Try it: Return, from the data that follows, each line that holds the word "Food".

Task material:
+++

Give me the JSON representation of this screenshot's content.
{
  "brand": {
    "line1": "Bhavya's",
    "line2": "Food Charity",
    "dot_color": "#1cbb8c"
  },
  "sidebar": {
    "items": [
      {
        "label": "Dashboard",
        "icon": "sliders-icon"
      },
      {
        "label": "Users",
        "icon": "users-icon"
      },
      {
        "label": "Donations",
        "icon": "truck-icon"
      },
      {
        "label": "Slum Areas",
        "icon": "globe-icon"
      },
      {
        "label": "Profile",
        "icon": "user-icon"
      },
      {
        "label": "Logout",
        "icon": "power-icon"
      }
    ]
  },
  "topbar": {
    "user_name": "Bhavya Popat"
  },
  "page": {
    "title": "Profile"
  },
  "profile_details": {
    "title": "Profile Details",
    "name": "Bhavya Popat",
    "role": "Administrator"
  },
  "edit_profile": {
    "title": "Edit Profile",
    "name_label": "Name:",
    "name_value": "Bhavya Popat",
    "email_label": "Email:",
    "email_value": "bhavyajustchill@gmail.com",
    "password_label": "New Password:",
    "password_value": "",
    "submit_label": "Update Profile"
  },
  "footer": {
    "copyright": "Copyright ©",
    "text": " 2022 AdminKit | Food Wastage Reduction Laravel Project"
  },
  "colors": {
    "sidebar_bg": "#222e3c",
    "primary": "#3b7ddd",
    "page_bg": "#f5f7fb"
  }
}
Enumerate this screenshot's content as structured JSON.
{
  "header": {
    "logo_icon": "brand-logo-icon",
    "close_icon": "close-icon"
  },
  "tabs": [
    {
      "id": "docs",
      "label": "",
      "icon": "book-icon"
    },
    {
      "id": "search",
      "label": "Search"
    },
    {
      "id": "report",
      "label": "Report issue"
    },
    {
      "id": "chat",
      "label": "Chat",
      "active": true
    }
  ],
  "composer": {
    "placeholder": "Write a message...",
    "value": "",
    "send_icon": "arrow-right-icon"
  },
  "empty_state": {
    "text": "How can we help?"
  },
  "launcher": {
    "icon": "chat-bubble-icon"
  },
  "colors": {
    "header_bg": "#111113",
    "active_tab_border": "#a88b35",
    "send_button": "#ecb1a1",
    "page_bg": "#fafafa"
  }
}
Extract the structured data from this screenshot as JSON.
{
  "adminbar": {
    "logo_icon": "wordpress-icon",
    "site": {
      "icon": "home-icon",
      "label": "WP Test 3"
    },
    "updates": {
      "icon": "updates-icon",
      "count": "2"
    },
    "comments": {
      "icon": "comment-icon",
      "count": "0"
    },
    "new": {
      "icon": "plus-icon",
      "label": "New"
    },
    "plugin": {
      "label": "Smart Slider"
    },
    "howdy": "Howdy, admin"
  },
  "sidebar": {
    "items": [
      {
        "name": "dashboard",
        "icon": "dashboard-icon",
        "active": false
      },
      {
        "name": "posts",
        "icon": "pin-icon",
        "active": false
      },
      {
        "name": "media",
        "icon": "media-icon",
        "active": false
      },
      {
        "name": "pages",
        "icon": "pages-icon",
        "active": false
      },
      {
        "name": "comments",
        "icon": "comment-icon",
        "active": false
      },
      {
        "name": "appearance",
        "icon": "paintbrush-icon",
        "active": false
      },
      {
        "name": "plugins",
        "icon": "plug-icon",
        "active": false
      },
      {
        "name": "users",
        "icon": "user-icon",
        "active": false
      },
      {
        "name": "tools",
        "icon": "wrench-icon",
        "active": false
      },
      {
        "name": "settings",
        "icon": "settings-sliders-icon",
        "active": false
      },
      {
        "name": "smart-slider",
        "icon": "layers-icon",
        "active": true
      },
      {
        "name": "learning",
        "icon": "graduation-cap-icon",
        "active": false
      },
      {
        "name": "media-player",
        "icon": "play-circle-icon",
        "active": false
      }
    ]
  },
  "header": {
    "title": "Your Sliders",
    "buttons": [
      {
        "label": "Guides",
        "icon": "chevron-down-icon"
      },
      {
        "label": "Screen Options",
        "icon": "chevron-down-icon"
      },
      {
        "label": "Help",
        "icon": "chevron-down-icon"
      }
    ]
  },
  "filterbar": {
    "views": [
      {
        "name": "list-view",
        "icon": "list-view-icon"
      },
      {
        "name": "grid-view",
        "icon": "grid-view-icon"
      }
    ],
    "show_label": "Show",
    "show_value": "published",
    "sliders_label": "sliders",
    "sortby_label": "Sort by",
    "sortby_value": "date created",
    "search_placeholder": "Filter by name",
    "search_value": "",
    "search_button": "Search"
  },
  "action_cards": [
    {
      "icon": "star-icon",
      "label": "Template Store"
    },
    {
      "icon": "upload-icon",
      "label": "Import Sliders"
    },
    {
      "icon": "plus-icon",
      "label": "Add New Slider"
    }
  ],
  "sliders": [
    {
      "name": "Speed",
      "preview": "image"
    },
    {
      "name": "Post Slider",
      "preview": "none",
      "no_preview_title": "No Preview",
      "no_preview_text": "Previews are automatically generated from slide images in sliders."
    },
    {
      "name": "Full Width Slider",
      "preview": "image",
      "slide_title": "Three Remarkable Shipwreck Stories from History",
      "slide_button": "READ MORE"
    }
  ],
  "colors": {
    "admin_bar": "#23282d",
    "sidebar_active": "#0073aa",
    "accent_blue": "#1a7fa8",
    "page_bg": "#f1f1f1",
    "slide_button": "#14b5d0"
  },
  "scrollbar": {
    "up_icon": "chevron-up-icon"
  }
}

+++

Response area:
    "line2": "Food Charity",
    "text": " 2022 AdminKit | Food Wastage Reduction Laravel Project"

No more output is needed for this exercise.